Directions for this task -> Print the data that follows word for word, leaving out any picture.

Data to process ->
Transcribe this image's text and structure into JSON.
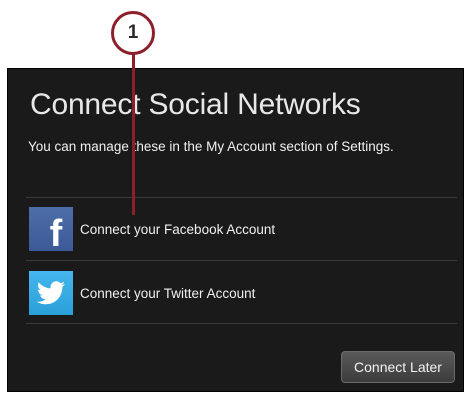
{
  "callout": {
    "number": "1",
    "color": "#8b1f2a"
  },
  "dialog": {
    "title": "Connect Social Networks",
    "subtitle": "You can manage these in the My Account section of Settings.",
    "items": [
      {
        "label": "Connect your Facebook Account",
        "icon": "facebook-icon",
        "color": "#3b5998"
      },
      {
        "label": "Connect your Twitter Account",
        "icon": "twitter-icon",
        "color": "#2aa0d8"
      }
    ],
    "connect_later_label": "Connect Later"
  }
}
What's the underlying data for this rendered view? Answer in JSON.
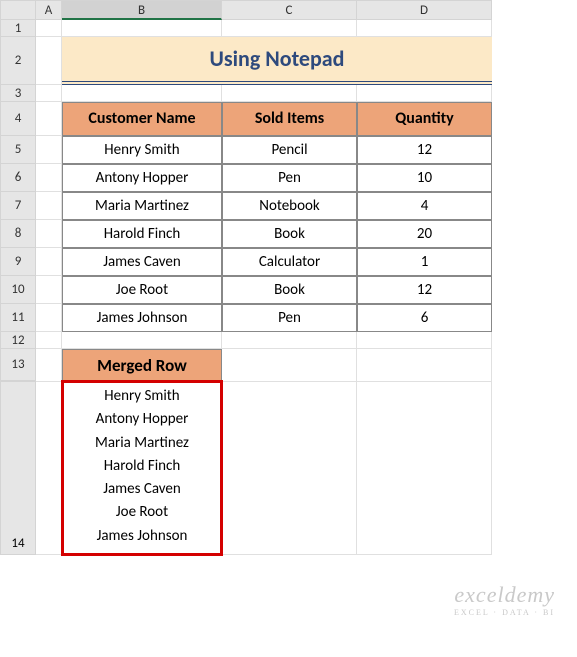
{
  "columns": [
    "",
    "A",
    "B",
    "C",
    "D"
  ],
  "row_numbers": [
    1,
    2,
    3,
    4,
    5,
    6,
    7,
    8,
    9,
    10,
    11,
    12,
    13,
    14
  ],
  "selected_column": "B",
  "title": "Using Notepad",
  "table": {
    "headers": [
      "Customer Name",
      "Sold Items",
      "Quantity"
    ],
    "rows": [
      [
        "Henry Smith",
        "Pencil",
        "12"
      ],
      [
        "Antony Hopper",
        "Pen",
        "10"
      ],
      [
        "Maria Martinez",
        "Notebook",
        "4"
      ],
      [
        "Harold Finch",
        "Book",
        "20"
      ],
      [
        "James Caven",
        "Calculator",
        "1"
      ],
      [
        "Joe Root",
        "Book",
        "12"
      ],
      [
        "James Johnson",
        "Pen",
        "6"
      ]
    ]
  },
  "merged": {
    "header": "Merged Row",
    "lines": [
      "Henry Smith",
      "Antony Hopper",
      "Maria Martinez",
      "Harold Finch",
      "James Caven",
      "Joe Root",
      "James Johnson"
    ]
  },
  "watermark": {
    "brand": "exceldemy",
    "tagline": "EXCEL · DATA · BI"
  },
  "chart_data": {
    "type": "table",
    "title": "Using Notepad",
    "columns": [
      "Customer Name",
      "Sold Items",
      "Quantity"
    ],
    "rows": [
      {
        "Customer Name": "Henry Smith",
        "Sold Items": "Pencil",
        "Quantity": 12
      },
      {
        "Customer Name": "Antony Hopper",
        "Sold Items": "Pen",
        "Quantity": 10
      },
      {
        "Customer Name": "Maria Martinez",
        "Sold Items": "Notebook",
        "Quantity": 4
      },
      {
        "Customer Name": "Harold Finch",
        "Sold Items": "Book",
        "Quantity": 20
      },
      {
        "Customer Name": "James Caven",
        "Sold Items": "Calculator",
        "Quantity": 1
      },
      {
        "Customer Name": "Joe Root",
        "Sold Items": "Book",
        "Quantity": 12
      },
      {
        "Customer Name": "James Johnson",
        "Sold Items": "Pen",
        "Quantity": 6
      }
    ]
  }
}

Reply to the task ->
Transcribe this image's text and structure into JSON.
{
  "callout": {
    "number": "1",
    "color": "#8b1f2a"
  },
  "dialog": {
    "title": "Connect Social Networks",
    "subtitle": "You can manage these in the My Account section of Settings.",
    "items": [
      {
        "label": "Connect your Facebook Account",
        "icon": "facebook-icon",
        "color": "#3b5998"
      },
      {
        "label": "Connect your Twitter Account",
        "icon": "twitter-icon",
        "color": "#2aa0d8"
      }
    ],
    "connect_later_label": "Connect Later"
  }
}
What's the underlying data for this rendered view? Answer in JSON.
{
  "columns": [
    "",
    "A",
    "B",
    "C",
    "D"
  ],
  "row_numbers": [
    1,
    2,
    3,
    4,
    5,
    6,
    7,
    8,
    9,
    10,
    11,
    12,
    13,
    14
  ],
  "selected_column": "B",
  "title": "Using Notepad",
  "table": {
    "headers": [
      "Customer Name",
      "Sold Items",
      "Quantity"
    ],
    "rows": [
      [
        "Henry Smith",
        "Pencil",
        "12"
      ],
      [
        "Antony Hopper",
        "Pen",
        "10"
      ],
      [
        "Maria Martinez",
        "Notebook",
        "4"
      ],
      [
        "Harold Finch",
        "Book",
        "20"
      ],
      [
        "James Caven",
        "Calculator",
        "1"
      ],
      [
        "Joe Root",
        "Book",
        "12"
      ],
      [
        "James Johnson",
        "Pen",
        "6"
      ]
    ]
  },
  "merged": {
    "header": "Merged Row",
    "lines": [
      "Henry Smith",
      "Antony Hopper",
      "Maria Martinez",
      "Harold Finch",
      "James Caven",
      "Joe Root",
      "James Johnson"
    ]
  },
  "watermark": {
    "brand": "exceldemy",
    "tagline": "EXCEL · DATA · BI"
  },
  "chart_data": {
    "type": "table",
    "title": "Using Notepad",
    "columns": [
      "Customer Name",
      "Sold Items",
      "Quantity"
    ],
    "rows": [
      {
        "Customer Name": "Henry Smith",
        "Sold Items": "Pencil",
        "Quantity": 12
      },
      {
        "Customer Name": "Antony Hopper",
        "Sold Items": "Pen",
        "Quantity": 10
      },
      {
        "Customer Name": "Maria Martinez",
        "Sold Items": "Notebook",
        "Quantity": 4
      },
      {
        "Customer Name": "Harold Finch",
        "Sold Items": "Book",
        "Quantity": 20
      },
      {
        "Customer Name": "James Caven",
        "Sold Items": "Calculator",
        "Quantity": 1
      },
      {
        "Customer Name": "Joe Root",
        "Sold Items": "Book",
        "Quantity": 12
      },
      {
        "Customer Name": "James Johnson",
        "Sold Items": "Pen",
        "Quantity": 6
      }
    ]
  }
}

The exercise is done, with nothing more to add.